The Red Bull Cliff Diving World Series came to the Aran Islands this month, and we’re still not sure what was more spectacular – the twisting dives or the fascinating natural pool they dived into. Michael Nesdale reports.
As names go The Red Bull Cliff Diving World Series is pretty descriptive. The freestyle dive competition (bellyflops are a serious no-no here) takes places in iconic locations around the world. When they came to Ireland they needed somewhere iconic. Somewhere, wow. Somewhere…ah you get my meaning. They settled on the jagged, vertigo inducing coastline of Inis Mór in the Aran islands. More specifically the divers were defying death and pink belly off Serpent’s Lair (Poll na Peist), a naturally occurring rock formation that fishermen call a ‘blowhole’. Its near-perfect rectangle shape makes an extraordinary sight.

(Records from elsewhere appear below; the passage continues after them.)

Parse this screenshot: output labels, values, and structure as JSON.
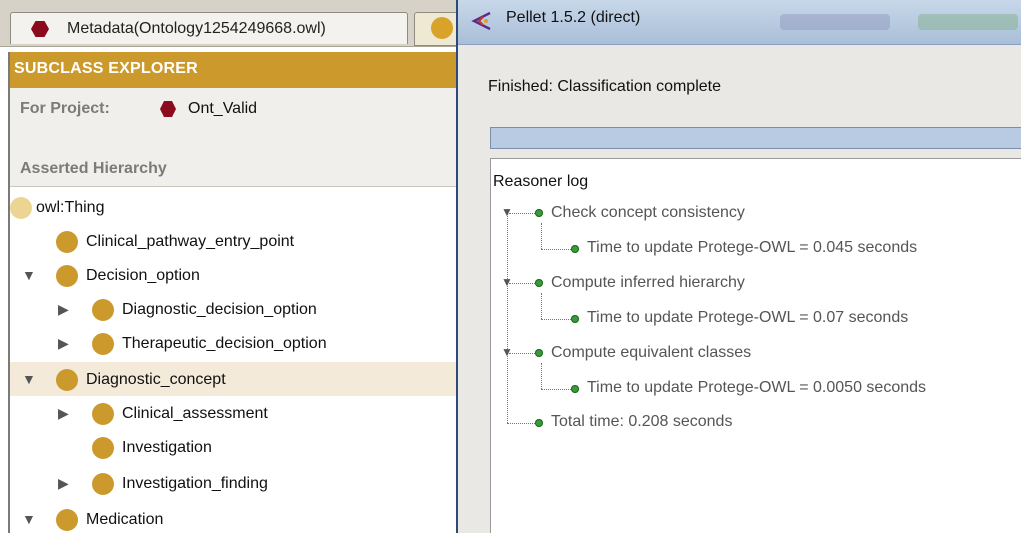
{
  "tabs": [
    {
      "label": "Metadata(Ontology1254249668.owl)"
    }
  ],
  "explorer": {
    "title": "SUBCLASS EXPLORER",
    "project_label": "For Project:",
    "project_name": "Ont_Valid",
    "hierarchy_title": "Asserted Hierarchy"
  },
  "tree": {
    "nodes": [
      {
        "label": "owl:Thing"
      },
      {
        "label": "Clinical_pathway_entry_point"
      },
      {
        "label": "Decision_option"
      },
      {
        "label": "Diagnostic_decision_option"
      },
      {
        "label": "Therapeutic_decision_option"
      },
      {
        "label": "Diagnostic_concept"
      },
      {
        "label": "Clinical_assessment"
      },
      {
        "label": "Investigation"
      },
      {
        "label": "Investigation_finding"
      },
      {
        "label": "Medication"
      }
    ]
  },
  "dialog": {
    "title": "Pellet 1.5.2 (direct)",
    "status": "Finished: Classification complete",
    "progress": 1.0,
    "log_title": "Reasoner log",
    "log": [
      {
        "text": "Check concept consistency"
      },
      {
        "text": "Time to update Protege-OWL = 0.045 seconds"
      },
      {
        "text": "Compute inferred hierarchy"
      },
      {
        "text": "Time to update Protege-OWL = 0.07 seconds"
      },
      {
        "text": "Compute equivalent classes"
      },
      {
        "text": "Time to update Protege-OWL = 0.0050 seconds"
      },
      {
        "text": "Total time: 0.208 seconds"
      }
    ]
  },
  "colors": {
    "accent": "#cc9a2c",
    "project_hex": "#8b0a1e",
    "log_dot": "#3a9a3a"
  },
  "icons": [
    "ontology-hex-icon",
    "class-dot-icon",
    "expand-arrow-icon",
    "collapse-arrow-icon",
    "pellet-icon",
    "status-dot-icon"
  ]
}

The Serpent’s Lair is one of those places you only hear stories about, says Orlando Duque. The nine-time and current champion Orlando Duque is known as (you’re going to love this) “the Duke of Dive”. Duque came to Inis Mór in 2009 for a photo shoot, thought it was amazing and canvassed hard for the location to be included on the world series.
It was. And, not that they’ll care, I’d like to send a virtual high five to whoever had the casting vote.
But back to the diving.
The commentator of events on the day, Paidi O’Lionaird, described the Serpent’s Lair as Nature’s first Olympic-sized swimming pool with opening hours operating on a strictly tidal basis. He explained that when the tide is in, the pool covers over when water overflows from above and below. For the purposes of swimming or diving, the tide must be out.
Duque and ten other brave souls twisted, turned and somersaulted their way into the water – and you can see the results in the video and images below. They’re diving from heights of 23m to 28m, hitting the surface of the water at around 100km/h.
Need we say, do not try this at home.